• [EXERCISE DIRECTIONS] Filter task. Return each line of the material that holds the string "this".

===== SOURCE MATERIAL

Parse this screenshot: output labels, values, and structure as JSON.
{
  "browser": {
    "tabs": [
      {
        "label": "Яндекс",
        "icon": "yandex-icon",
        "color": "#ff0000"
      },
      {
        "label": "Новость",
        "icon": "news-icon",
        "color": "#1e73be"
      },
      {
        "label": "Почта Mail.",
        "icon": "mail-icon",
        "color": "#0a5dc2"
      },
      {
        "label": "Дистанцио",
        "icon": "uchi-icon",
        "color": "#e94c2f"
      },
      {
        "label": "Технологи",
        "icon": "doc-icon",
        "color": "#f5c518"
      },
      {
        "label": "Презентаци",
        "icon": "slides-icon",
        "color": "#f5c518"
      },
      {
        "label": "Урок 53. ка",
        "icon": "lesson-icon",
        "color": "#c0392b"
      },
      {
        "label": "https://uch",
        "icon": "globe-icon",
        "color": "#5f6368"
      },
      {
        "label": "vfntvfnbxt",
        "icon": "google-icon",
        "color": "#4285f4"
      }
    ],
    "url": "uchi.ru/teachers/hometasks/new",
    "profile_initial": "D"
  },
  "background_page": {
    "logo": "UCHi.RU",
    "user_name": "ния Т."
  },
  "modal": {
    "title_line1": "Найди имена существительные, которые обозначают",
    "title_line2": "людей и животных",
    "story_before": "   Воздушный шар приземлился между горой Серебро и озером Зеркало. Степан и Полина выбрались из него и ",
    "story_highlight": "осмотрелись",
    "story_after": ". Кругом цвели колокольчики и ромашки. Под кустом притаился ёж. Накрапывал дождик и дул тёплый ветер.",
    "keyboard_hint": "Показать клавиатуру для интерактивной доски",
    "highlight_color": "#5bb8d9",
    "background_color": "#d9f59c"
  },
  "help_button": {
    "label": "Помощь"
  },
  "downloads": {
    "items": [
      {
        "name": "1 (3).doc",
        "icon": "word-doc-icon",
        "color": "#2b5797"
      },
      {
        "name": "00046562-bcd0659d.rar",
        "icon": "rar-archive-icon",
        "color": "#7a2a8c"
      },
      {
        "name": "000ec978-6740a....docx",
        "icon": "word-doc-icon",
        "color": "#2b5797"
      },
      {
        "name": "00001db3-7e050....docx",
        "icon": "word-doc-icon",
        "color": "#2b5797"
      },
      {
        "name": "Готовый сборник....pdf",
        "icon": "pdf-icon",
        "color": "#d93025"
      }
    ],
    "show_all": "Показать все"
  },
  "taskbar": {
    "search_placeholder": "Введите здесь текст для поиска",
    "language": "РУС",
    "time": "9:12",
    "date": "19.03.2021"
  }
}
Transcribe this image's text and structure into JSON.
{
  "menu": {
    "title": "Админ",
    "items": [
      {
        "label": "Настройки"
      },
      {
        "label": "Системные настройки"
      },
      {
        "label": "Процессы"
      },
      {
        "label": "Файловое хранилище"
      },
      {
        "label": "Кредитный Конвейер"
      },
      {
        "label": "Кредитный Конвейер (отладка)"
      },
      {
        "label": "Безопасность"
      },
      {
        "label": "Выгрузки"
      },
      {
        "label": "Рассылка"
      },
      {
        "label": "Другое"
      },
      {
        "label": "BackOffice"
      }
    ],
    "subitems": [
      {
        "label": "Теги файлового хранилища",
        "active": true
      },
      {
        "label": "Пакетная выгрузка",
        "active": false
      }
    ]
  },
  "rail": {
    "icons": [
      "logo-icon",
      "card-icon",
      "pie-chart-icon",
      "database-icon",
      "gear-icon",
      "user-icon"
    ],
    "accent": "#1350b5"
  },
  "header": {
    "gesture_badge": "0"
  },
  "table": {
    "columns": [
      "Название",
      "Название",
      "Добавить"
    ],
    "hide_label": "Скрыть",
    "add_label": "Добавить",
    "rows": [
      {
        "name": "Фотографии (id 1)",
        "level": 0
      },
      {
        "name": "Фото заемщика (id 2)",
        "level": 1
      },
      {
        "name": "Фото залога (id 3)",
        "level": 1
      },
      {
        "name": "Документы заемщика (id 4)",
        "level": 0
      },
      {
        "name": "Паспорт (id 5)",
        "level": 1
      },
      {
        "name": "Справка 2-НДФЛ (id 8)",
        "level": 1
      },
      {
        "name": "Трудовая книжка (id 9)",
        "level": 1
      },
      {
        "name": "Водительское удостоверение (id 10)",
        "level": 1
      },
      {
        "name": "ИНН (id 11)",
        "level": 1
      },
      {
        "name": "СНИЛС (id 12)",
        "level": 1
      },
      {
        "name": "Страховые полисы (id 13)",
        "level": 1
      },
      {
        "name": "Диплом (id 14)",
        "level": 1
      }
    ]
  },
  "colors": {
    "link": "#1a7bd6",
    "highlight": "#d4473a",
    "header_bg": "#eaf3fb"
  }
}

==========

• [RESULT BELOW]
Parse this screenshot: output labels, values, and structure as JSON.
Transcribe this image's text and structure into JSON.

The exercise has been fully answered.